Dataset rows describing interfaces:

>>>

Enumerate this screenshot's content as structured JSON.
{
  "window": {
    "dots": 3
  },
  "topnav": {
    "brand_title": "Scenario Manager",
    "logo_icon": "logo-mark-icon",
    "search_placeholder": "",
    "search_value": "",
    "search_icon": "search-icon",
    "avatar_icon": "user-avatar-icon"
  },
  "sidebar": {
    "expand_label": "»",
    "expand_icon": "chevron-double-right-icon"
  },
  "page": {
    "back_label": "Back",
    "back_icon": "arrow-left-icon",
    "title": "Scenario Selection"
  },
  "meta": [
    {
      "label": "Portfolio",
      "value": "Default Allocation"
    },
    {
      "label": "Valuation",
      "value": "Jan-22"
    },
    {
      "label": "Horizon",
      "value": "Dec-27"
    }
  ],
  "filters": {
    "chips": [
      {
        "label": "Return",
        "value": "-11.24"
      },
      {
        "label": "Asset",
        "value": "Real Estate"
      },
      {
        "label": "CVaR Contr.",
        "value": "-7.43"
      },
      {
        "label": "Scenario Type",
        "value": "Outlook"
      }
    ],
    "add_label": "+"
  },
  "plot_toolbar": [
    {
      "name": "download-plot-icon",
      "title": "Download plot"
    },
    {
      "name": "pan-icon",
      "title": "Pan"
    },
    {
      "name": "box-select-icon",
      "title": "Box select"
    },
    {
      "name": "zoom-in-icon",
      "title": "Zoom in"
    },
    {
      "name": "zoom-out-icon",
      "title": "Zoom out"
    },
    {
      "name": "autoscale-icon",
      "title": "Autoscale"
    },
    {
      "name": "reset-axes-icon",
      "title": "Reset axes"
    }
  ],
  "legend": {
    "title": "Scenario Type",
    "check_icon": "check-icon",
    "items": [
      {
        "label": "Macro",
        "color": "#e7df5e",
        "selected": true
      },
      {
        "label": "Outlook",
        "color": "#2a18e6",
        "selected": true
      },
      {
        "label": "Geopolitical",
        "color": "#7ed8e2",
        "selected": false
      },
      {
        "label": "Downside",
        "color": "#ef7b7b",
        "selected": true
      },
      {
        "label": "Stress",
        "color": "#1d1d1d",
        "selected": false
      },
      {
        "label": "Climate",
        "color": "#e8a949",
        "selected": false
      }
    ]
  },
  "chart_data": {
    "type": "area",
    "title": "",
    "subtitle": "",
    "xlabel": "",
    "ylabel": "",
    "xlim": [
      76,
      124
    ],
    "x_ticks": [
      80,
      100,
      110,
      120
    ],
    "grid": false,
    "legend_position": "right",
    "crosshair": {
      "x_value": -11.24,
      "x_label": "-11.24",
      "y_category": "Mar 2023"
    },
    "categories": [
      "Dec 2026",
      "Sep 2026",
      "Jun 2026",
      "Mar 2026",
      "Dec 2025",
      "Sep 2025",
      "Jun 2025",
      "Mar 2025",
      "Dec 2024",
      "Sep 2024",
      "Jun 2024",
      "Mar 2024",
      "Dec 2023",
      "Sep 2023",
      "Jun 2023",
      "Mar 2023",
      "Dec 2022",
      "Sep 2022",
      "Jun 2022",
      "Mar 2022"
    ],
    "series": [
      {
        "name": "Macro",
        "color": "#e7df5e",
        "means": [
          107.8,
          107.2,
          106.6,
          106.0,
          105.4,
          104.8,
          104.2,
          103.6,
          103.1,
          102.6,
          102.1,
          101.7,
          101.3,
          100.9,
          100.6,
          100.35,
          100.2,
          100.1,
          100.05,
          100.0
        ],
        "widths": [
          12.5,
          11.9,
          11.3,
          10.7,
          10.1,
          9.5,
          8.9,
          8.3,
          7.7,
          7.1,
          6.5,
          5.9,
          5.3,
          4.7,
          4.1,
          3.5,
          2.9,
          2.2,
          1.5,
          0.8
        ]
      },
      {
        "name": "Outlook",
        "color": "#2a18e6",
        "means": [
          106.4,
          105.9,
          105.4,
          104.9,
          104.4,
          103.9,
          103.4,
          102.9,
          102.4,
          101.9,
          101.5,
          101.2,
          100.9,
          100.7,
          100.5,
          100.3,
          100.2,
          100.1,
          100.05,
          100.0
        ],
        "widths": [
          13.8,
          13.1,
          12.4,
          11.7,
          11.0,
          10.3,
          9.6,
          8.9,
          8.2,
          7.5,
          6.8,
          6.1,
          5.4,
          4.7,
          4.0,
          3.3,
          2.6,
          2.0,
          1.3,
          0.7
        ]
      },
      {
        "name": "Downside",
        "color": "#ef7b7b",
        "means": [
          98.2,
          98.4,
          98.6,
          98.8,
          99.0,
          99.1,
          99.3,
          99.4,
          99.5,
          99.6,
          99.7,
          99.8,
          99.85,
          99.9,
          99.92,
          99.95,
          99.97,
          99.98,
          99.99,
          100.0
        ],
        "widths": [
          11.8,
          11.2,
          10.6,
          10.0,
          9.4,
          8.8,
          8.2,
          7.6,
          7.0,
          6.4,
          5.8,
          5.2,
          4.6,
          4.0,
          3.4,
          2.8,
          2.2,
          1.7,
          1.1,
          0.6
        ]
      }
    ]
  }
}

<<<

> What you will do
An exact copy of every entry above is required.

> Written reply
Enumerate this screenshot's content as structured JSON.
{
  "window": {
    "dots": 3
  },
  "topnav": {
    "brand_title": "Scenario Manager",
    "logo_icon": "logo-mark-icon",
    "search_placeholder": "",
    "search_value": "",
    "search_icon": "search-icon",
    "avatar_icon": "user-avatar-icon"
  },
  "sidebar": {
    "expand_label": "»",
    "expand_icon": "chevron-double-right-icon"
  },
  "page": {
    "back_label": "Back",
    "back_icon": "arrow-left-icon",
    "title": "Scenario Selection"
  },
  "meta": [
    {
      "label": "Portfolio",
      "value": "Default Allocation"
    },
    {
      "label": "Valuation",
      "value": "Jan-22"
    },
    {
      "label": "Horizon",
      "value": "Dec-27"
    }
  ],
  "filters": {
    "chips": [
      {
        "label": "Return",
        "value": "-11.24"
      },
      {
        "label": "Asset",
        "value": "Real Estate"
      },
      {
        "label": "CVaR Contr.",
        "value": "-7.43"
      },
      {
        "label": "Scenario Type",
        "value": "Outlook"
      }
    ],
    "add_label": "+"
  },
  "plot_toolbar": [
    {
      "name": "download-plot-icon",
      "title": "Download plot"
    },
    {
      "name": "pan-icon",
      "title": "Pan"
    },
    {
      "name": "box-select-icon",
      "title": "Box select"
    },
    {
      "name": "zoom-in-icon",
      "title": "Zoom in"
    },
    {
      "name": "zoom-out-icon",
      "title": "Zoom out"
    },
    {
      "name": "autoscale-icon",
      "title": "Autoscale"
    },
    {
      "name": "reset-axes-icon",
      "title": "Reset axes"
    }
  ],
  "legend": {
    "title": "Scenario Type",
    "check_icon": "check-icon",
    "items": [
      {
        "label": "Macro",
        "color": "#e7df5e",
        "selected": true
      },
      {
        "label": "Outlook",
        "color": "#2a18e6",
        "selected": true
      },
      {
        "label": "Geopolitical",
        "color": "#7ed8e2",
        "selected": false
      },
      {
        "label": "Downside",
        "color": "#ef7b7b",
        "selected": true
      },
      {
        "label": "Stress",
        "color": "#1d1d1d",
        "selected": false
      },
      {
        "label": "Climate",
        "color": "#e8a949",
        "selected": false
      }
    ]
  },
  "chart_data": {
    "type": "area",
    "title": "",
    "subtitle": "",
    "xlabel": "",
    "ylabel": "",
    "xlim": [
      76,
      124
    ],
    "x_ticks": [
      80,
      100,
      110,
      120
    ],
    "grid": false,
    "legend_position": "right",
    "crosshair": {
      "x_value": -11.24,
      "x_label": "-11.24",
      "y_category": "Mar 2023"
    },
    "categories": [
      "Dec 2026",
      "Sep 2026",
      "Jun 2026",
      "Mar 2026",
      "Dec 2025",
      "Sep 2025",
      "Jun 2025",
      "Mar 2025",
      "Dec 2024",
      "Sep 2024",
      "Jun 2024",
      "Mar 2024",
      "Dec 2023",
      "Sep 2023",
      "Jun 2023",
      "Mar 2023",
      "Dec 2022",
      "Sep 2022",
      "Jun 2022",
      "Mar 2022"
    ],
    "series": [
      {
        "name": "Macro",
        "color": "#e7df5e",
        "means": [
          107.8,
          107.2,
          106.6,
          106.0,
          105.4,
          104.8,
          104.2,
          103.6,
          103.1,
          102.6,
          102.1,
          101.7,
          101.3,
          100.9,
          100.6,
          100.35,
          100.2,
          100.1,
          100.05,
          100.0
        ],
        "widths": [
          12.5,
          11.9,
          11.3,
          10.7,
          10.1,
          9.5,
          8.9,
          8.3,
          7.7,
          7.1,
          6.5,
          5.9,
          5.3,
          4.7,
          4.1,
          3.5,
          2.9,
          2.2,
          1.5,
          0.8
        ]
      },
      {
        "name": "Outlook",
        "color": "#2a18e6",
        "means": [
          106.4,
          105.9,
          105.4,
          104.9,
          104.4,
          103.9,
          103.4,
          102.9,
          102.4,
          101.9,
          101.5,
          101.2,
          100.9,
          100.7,
          100.5,
          100.3,
          100.2,
          100.1,
          100.05,
          100.0
        ],
        "widths": [
          13.8,
          13.1,
          12.4,
          11.7,
          11.0,
          10.3,
          9.6,
          8.9,
          8.2,
          7.5,
          6.8,
          6.1,
          5.4,
          4.7,
          4.0,
          3.3,
          2.6,
          2.0,
          1.3,
          0.7
        ]
      },
      {
        "name": "Downside",
        "color": "#ef7b7b",
        "means": [
          98.2,
          98.4,
          98.6,
          98.8,
          99.0,
          99.1,
          99.3,
          99.4,
          99.5,
          99.6,
          99.7,
          99.8,
          99.85,
          99.9,
          99.92,
          99.95,
          99.97,
          99.98,
          99.99,
          100.0
        ],
        "widths": [
          11.8,
          11.2,
          10.6,
          10.0,
          9.4,
          8.8,
          8.2,
          7.6,
          7.0,
          6.4,
          5.8,
          5.2,
          4.6,
          4.0,
          3.4,
          2.8,
          2.2,
          1.7,
          1.1,
          0.6
        ]
      }
    ]
  }
}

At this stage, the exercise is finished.